  • When a crisis hits, there are six things that come into play that define how a teamfeels and responds to a pressure situation. We call these the ‘hot seat factors ‘of acrisis:In a crisis you have to think quickly, and act quickly. Best practice says wehave 15 minutes to respond on Twitter, and an hour on Facebook. Thisisn’t enough time to work out a strategy1. Speed ofresponseHiding behind a corporate press statement could destroy everythingyou’ve invested in social media. Individuals tweet, and post – notcompanies2. VisibilitySocial media means we deal directly with the public through social mediachannels. And the public won’t always have an objective view; personalagendas and emotion come into play.3. UnpredictabilityWhen you hand over your message to the public you can’t control whathappens to it. It’ll develop and change as it’s passed around inconversation.4. Lack of controlEverything we do is being watched, scrutinised and analysed. We’relearning from our industry peers, which means they’re learning from us –good and bad.5. This is a youngindustryThere’s a real fear that whatever you do in a crisis could come back tobite you. So if you take on the benefits, you have to take on the risks.6. The boomerangeffect
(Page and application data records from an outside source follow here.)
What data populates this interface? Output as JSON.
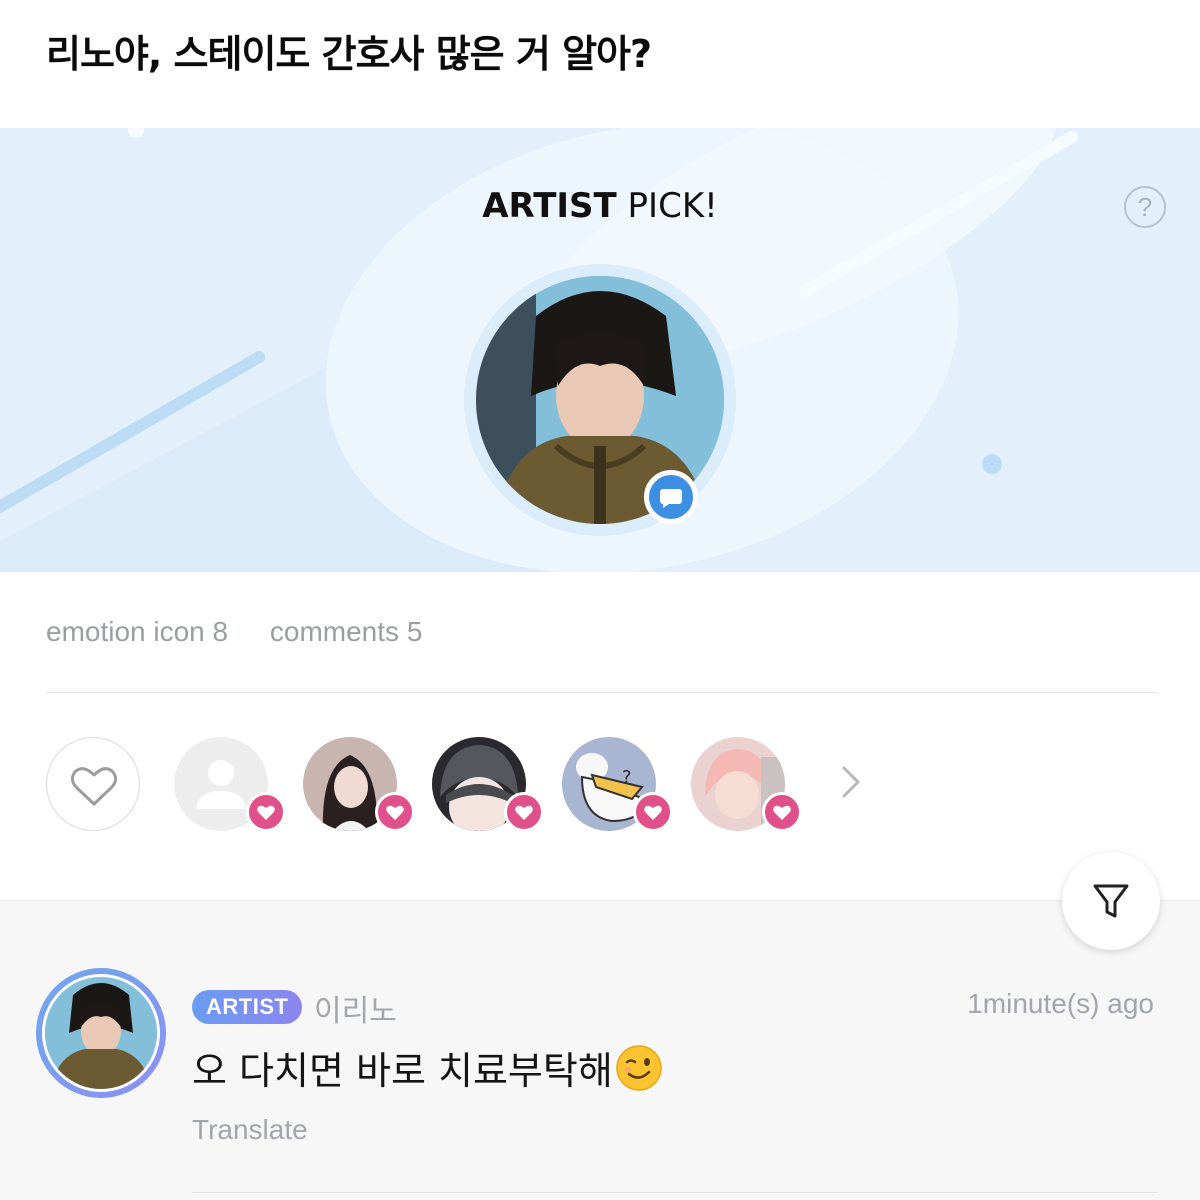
{
  "post": {
    "title": "리노야, 스테이도 간호사 많은 거 알아?"
  },
  "banner": {
    "title_bold": "ARTIST",
    "title_rest": " PICK!",
    "help_label": "?"
  },
  "stats": {
    "emotion_label": "emotion icon 8",
    "comments_label": "comments 5"
  },
  "likers": {
    "icons": [
      "heart-outline-icon",
      "default-avatar-icon",
      "heart-icon",
      "chevron-right-icon"
    ],
    "colors": {
      "heart_badge": "#e0508a"
    }
  },
  "comment": {
    "badge": "ARTIST",
    "author": "이리노",
    "time": "1minute(s) ago",
    "text": "오 다치면 바로 치료부탁해",
    "emoji": "winking-face-emoji",
    "translate": "Translate"
  },
  "colors": {
    "banner_bg": "#e3f0fb",
    "accent_blue": "#3d8fe4",
    "badge_gradient_start": "#6a9cf2",
    "badge_gradient_end": "#8c86f0",
    "muted_text": "#a2a5aa"
  }
}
  • When a crisis breaks, it’slikely to be over newssites, Twitter, Facebook,Instagram, blogs, forums,TV and YouTube. The firstreporters to any crisisscene are citizens armedwith smartphones and aTwitter account.The first videos to emerge of the devastating tornadoes in Oklahoma, or theTsunami in Japan, were taken on mobile phones. The news of the Hudson river airlanding was broken to the world by a cameraphone picture on Twitter. These arethe images that became the defining pictures of the disasters. Every citizen with aphone and a Twitter account is a reporter.
  • Marketers mostly spread our message througha third party conduit: the media, oradvertising, or search. Social media haschanged all that. You can tell when a brand iscomfortable on social media, talking direct toits followers. This is a great example of a veryhuman error – and response – from an Oregonfire department.
  • On the flip side, you can also tell when someone isn’tvery used to responding publicly, or has auto tweets setup. American Airlines responded to every Tweet aboutit saying ‘thank you for your support’, even when thiswas the message.
  • Taking an issue off your feedto someone who can help is,in principle, a Good Idea.But choose your audience.Next invited a customer todelete a Tweet where shementioned them (alongsidesome fairly explicitlanguage). Unsurprisingly,the request to ‘censor’ herpost didn’t go down well.
  • BIC’s launch of Pens ‘For Her’. How did wewomen manage to write before we had pensin girl colours?
  • Was asking Ellen to review Pens For Her a good idea?Watch the video and decide.
  • This is a great example of theunpredictability of the publicresponse, from UK cinema chainCineworld.
  • These case studies don’t go away. DaveCarroll, of United Breaks Guitars Fame, is stillsetting our social media and customer servicestrategies, four years after United broke hisguitar.
  • This is the Nixon Kennedy moment in social media. The time when our perception ofbusinesses through social media, and our perception of the business of social mediais shifting. The time when communicators and social media managers are steppingup.We may not be able to manage how an issue breaks. But we can control how werespond. And now, we can practice getting that response right, using simulationtechnology.
  • Contact Kate Hartley for information on our social mediacrisis simulations for brands and agencies, run in partnershipwith eModerationKate.hartley@carrotcomms.co.ukTel: +44 207 178 5052Twitter: @katehartley